Niall left at the end of that hour, and Ossi got in to swim with me for a while. I hadn't realised just how bright the lights I was using were until he got in and I could see his. I got electronic lights from Freda a while back that she advises all swimmers to use now rather than the previously-used glow sticks. They're supposed to shine for a radius of 2 miles. And they really work! They must have looked so strange though for someone driving down the road-thankfully Imelda had the foresight to warn the neighbours what we were up to the day before!

It was fun having someone to swim with for a while, it broke the monotony of it all. By the time Ossi was getting out I knew that I only had a couple of hours left before it got bright again. I also knew, however, that those hours would probably be the hardest. And they were. I started getting very cold and just wanted to be out of there. I never really got tired, but I would have done anything to get out of that cold, dark water and into my warm, cosy bed. Everyone was great though, keeping me as warm as possible with the hot food, and making me push harder when I didn't want to.

Eventually the sun's rays started peeking through. It was very pretty watching the light grow brighter and brighter. Unfortunately though I think I was mentally expecting to feel warmer when sun came up. And of course it didn't really, it would take a few hours for the heat of the sun to have any effect. So I started really noticing the cold at this stage. My muscles had started feeling it too-my shoulder and upper back muscles had gotten very tight, as had my right arm (but strangely not my hands where I normally feel it!) and my thighs were starting to cramp from the cold, to the point where I couldn't really kick. And of course I was probably getting colder as a result. On my 6:45am feed I decided to look at the temperature on my watch. I had been avoiding looking at it because I was afraid that I was only imagining the cold and that it would tell me that it was actually 16deg or something. But no. The watch read at 12.4deg C. And if general opinion is to be believed that body temperature has an effect on the watch reading, the actual temperature could have been closer to 11.4deg. I had never swam so long in that temperature before. Let alone at night. I was actually quite happy to see that reading though because it meant that what I was feeling was reality, and not just my mind playing tricks on me.

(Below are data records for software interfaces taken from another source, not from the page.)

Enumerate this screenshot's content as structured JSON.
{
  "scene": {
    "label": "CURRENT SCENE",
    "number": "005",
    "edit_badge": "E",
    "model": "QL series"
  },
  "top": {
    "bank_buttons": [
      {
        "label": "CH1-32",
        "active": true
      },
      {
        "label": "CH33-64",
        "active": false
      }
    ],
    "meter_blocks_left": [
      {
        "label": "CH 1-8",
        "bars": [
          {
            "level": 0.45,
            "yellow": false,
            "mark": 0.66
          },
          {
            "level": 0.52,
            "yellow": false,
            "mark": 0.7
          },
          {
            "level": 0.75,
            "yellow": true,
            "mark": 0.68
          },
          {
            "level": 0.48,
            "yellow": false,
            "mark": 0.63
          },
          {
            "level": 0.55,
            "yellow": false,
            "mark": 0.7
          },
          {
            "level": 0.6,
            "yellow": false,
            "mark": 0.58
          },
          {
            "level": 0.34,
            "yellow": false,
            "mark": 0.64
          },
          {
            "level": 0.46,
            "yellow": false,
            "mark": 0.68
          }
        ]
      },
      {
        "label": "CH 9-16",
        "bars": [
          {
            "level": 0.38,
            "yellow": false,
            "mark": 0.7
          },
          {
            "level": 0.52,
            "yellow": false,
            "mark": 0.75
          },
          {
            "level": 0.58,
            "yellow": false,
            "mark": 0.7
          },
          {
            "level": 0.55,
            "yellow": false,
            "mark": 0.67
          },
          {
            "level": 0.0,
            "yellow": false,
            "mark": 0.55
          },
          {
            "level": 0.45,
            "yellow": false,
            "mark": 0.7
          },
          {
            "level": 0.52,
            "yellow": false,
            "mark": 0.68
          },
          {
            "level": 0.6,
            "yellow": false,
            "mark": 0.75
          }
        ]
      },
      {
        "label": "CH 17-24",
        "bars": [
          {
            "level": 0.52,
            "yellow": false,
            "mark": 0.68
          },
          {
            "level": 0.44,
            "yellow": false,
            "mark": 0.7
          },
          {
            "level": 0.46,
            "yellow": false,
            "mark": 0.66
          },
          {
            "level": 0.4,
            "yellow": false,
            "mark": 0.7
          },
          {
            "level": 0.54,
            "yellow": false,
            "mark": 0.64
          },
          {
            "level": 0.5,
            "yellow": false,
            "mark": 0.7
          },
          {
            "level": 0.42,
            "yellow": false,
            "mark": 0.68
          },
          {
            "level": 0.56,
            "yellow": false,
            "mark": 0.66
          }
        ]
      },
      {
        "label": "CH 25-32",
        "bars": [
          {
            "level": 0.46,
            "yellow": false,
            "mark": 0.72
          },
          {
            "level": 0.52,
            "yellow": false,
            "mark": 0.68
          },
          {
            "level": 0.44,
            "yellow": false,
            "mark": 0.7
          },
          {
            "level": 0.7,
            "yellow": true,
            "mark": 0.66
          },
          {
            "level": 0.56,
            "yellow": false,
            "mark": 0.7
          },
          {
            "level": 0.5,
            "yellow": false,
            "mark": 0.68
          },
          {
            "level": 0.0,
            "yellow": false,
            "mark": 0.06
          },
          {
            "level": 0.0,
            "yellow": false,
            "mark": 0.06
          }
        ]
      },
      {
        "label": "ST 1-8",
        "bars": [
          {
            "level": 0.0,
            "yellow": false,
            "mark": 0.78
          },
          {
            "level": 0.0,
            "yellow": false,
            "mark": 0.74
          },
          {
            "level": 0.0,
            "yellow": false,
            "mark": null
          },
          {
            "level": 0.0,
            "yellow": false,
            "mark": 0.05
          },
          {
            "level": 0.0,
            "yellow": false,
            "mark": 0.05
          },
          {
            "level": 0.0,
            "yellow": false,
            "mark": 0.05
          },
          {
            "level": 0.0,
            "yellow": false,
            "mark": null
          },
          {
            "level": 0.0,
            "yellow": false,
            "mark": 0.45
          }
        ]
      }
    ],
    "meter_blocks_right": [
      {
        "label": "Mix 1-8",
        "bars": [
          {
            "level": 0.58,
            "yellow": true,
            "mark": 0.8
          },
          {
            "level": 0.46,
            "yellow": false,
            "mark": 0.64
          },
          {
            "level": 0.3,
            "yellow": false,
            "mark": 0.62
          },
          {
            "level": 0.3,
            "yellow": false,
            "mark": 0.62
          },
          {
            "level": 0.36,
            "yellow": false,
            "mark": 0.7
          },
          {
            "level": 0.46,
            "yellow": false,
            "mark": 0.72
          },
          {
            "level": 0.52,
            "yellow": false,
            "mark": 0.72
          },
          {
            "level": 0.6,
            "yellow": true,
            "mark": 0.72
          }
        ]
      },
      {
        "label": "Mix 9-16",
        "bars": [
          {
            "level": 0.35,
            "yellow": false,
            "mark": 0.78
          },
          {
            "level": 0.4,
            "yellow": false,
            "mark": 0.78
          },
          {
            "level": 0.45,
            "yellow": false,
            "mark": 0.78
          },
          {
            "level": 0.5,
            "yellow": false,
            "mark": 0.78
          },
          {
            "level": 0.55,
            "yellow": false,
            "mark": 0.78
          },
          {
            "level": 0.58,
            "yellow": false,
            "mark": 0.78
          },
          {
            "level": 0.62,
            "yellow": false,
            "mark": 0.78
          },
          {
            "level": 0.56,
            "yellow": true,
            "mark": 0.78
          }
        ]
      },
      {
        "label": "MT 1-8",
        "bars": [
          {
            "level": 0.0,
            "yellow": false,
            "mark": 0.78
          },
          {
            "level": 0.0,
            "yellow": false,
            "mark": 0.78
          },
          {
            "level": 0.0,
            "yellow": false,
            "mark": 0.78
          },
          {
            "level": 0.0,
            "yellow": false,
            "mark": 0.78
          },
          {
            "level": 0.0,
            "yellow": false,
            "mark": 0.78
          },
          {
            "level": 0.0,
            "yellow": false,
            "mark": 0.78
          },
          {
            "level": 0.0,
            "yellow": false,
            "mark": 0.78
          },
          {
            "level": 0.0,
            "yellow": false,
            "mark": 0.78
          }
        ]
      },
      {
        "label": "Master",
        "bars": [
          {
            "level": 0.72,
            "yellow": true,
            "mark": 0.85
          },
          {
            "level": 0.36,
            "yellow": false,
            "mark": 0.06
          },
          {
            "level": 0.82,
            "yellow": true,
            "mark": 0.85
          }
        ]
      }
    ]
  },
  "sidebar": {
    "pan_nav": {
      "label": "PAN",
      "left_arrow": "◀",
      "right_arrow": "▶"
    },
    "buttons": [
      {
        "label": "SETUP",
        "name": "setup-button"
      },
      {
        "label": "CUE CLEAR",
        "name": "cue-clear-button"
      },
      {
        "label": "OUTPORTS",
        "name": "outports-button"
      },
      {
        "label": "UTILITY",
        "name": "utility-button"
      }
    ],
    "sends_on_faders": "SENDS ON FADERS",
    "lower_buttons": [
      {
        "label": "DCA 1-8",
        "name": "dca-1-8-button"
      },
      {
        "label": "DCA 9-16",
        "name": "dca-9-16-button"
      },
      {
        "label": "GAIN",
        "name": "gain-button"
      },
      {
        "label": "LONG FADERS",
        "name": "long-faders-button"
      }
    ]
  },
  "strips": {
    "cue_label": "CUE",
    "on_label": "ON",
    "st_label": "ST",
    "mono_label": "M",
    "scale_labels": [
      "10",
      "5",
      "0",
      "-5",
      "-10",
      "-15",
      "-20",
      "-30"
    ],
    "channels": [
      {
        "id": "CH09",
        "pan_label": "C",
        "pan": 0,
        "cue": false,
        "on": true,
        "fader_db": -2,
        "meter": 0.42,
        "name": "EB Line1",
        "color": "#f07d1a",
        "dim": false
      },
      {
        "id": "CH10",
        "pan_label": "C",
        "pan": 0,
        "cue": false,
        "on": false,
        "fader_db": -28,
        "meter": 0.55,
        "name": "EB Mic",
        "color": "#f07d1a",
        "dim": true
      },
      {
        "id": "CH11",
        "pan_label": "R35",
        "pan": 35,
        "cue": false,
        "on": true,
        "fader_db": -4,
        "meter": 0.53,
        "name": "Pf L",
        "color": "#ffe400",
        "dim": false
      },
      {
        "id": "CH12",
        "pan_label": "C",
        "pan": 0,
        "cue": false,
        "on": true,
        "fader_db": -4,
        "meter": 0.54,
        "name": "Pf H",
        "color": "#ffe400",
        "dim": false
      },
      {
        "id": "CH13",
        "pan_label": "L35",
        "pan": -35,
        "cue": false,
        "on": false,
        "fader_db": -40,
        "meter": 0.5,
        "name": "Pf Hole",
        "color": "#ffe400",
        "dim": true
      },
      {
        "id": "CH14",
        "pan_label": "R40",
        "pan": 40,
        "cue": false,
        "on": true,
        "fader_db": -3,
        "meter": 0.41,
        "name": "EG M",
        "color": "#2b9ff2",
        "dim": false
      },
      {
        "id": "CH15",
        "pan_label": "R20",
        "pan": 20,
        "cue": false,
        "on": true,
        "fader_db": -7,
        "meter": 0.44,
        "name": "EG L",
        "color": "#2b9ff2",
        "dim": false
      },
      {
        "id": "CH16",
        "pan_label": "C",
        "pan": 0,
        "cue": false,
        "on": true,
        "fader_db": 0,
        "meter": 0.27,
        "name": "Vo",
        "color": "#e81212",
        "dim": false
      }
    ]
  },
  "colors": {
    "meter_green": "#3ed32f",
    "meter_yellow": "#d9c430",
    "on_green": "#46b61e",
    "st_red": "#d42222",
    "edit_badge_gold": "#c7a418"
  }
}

I talked to the others and decided that since I couldn't go for a shower in Kinsale until 8am, I'd do one more hour and then get out and head into Kinsale to get warmed up. But at 7:00am, the others called me out and decided that it was enough. And I wasn't going to argue! So after 8hrs 44mins, my night swim was over.

All in all I quite enjoyed it, apart from the freezing cold. And I think it was probably good to experience that too, because it won't be that cold in the Channel, so I'll have that to remind myself of what I have done when I'm at a wimpish moment!! One of the big sayings in the Channel swimming world is "prepare for the worst, hope for the best". And I think this night swim qualifies. Dover water temperatures are currently around 16deg and might even be a degree warmer by September if the weather is nice. So I'm not expecting 11 or 12deg at any point!

Thanks so much to the gang who helped me on the swim-Imelda, Ossi, Padraig, Niall. It can't have been fun for them hanging around all night. But I really appreciate having the opportunity to do it and it has proved to be a big confidence-booster.

I think that the rest of my weekend's adventures will have to wait for another post...time and space are of limited supply! I'll finish off the rest of it in the next few days...